Posted by Mark Troselj, Vice President and General Manager, ANZ, NetSuite
CIOs spend a good amount of their budgets – on average 30 percent – on technology-related innovation, according to Forrester Research, but is that money being spent on areas that will truly make the business more successful?
Not enough of it, according to a recent Forrester report, “The CIO Mandate: Engaging Customers with Business Technology,” published on 18 March 2015, which surveyed thousands of global business and technology decision-makers from companies with 100 or more employees in Australia, Brazil, Canada, China, France, Germany, India, New Zealand, the United Kingdom, and United States.
To become more strategic to their businesses, CIOs need to extend their focus from improving operations and enhancing the experience of their internal users (where roughly 22 percent of that budget goes now), to proposing and implementing technology that enhances the experience of their customers, according to Forrester’s report.
We’re seeing similar trends ourselves in Australia and New Zealand. Once charged with simply “keeping the lights on,” CIOs here are being asked to play a far more strategic role in business direction and growth – delivering innovative solutions like modern ERP software that ensure measurable returns in business value and competitive advantage from IT investments.
Yet, right now, according to the report, IT devotes too much time and attention to back-office systems, lacks strong relationships with executives in customer-facing roles, and doesn’t have the skills to deploy so-called business technology – systems and processes that win, serve and retain customers.
Meanwhile, the customer experience, which Forrester calls the “new engine of business value,” takes a back seat. CIOs need to think and act like product managers – constantly considering what customers want, how to get it to them, and how to capture information that continues to enhance their experience in return. CIOs that fail to adopt this point of view risk slipping into irrelevancy in the eyes of the business (some 40 percent of business decision-makers surveyed still viewed IT as an impediment to accelerating business success), according to the report.
“Technology-fueled, customer-led disruption will continue to arrive unexpectedly on your doorstep,” Peter Burris, the report’s author, writes. “From [the customer’s] point of view, your business is technology and technology is your business -- so either CIOs deliver, or someone else will.”
One of those disruptions, the Cloud, is freeing up CIOs from having to maintain data centers with their hardware refresh lifecycles, patches and application upgrades. Indeed, Frost & Sullivan, in a survey of 1,500 senior executives, identified four drivers of change in APAC and cites cloud computing as a means of adapting. Guzman y Gomez, is one example in Australia. Cloud ERP has enabled the chain of Mexican restaurants to expand internationally.
A Shift Required in IT Mindset
Unlike the systems for its internal users, technology for customers must be built from the outside, in. This shift requires CIOs to lead teams that are comfortable with agile software development over waterfall approaches, so that technology can be responsive to changes in both customer sentiment and to different phases of the customer’s journey with the brand. A strong-set of APIs and integration of customer intelligence will be particularly important in this regard. In turn, IT teams need to focus on business outcomes, and not service-level agreements, as key indicators of technology ROI.

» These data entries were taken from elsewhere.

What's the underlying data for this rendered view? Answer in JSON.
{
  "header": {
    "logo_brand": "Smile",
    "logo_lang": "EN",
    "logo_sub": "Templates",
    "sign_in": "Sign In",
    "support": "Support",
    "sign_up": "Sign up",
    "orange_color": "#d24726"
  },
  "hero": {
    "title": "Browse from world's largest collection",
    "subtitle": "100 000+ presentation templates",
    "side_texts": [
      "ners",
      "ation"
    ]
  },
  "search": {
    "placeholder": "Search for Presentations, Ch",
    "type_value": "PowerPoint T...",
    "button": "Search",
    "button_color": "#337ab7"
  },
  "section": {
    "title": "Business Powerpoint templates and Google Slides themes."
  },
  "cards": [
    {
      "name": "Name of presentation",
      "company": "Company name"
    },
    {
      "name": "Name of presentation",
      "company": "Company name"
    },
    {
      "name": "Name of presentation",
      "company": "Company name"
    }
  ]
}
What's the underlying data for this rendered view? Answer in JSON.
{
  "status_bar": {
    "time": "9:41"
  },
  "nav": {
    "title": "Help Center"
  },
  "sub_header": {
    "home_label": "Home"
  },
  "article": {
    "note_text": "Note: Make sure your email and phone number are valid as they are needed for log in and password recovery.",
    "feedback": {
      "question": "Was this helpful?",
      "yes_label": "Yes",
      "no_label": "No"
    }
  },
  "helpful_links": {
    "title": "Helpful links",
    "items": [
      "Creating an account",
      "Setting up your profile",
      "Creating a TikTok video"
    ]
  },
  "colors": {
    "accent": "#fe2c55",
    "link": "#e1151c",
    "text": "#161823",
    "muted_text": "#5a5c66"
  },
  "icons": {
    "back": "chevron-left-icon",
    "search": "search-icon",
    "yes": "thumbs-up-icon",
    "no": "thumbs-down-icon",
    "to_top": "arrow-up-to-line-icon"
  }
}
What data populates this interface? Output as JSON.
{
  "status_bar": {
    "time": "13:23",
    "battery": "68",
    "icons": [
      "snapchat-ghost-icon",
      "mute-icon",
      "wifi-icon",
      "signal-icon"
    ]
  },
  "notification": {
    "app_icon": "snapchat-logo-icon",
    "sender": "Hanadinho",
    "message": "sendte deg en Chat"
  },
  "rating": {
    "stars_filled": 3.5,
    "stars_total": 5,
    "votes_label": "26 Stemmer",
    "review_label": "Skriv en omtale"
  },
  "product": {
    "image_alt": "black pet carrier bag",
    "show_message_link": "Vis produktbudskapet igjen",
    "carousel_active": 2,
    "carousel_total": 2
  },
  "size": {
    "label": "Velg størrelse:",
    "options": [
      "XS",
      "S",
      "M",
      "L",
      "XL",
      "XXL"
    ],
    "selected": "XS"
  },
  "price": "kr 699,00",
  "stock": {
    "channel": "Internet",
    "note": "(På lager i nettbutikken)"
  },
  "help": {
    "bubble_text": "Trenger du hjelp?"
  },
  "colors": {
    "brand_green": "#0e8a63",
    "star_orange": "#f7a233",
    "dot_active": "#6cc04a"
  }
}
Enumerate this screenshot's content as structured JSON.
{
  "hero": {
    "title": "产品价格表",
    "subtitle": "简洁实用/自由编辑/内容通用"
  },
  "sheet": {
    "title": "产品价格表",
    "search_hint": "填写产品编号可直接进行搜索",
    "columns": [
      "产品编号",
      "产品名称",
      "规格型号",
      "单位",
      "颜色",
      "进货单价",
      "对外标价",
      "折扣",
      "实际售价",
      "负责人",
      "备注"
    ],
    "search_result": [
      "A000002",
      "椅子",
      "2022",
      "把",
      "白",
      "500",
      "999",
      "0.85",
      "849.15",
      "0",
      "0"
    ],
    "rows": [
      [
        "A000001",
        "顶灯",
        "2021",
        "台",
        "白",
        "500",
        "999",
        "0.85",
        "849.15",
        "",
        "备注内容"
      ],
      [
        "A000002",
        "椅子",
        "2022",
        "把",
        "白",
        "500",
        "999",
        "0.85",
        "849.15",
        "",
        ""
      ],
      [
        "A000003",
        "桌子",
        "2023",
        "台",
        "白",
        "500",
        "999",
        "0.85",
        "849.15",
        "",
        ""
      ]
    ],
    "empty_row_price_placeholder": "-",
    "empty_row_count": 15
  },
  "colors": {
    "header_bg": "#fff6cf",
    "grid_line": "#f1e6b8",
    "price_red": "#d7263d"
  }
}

It won’t be easy. This new user is significantly harder to please than the old one. Employees could be (more or less) coerced into using technology that IT implemented; customers can’t be. CIOs must work with customer-facing executives to not only build technology customers can’t resist, but to market, sell and service it.
What Technology Journeys Lead in Importance?
The good news? Improving customer experience tops the priorities of business budget decision-makers, even ahead of growing revenue and reducing costs, according to Forrester. And they’re looking to software to do it -- mobile, analytics and vertical SaaS solutions in particular. More robust ecommerce systems, mobile technology with rich integrations into data in the back-end systems for those in sales and customer-facing roles, and technology embedded into the products the company sells (that transfers back information on service issues, performance and more) are all key focus areas for enhancing customer engagement.
These “systems of engagement” provide unique customer experiences and are easy for customers to adopt, all while integrating complex information from systems of record. CIOs who develop models where data is consistent, but experiences differ across the spectrum of the customer journey will win. They’ll create experiences that engage the customer with the brand, while enabling the business to learn more from the customer and in turn build more brand loyalty.
In all of this, the CIO finds him or herself on the cusp of an era of crucial relevance to the business. For those who evolve their attitudes to meet and exceed the demands of their new customers, their importance to the business will only continue to grow.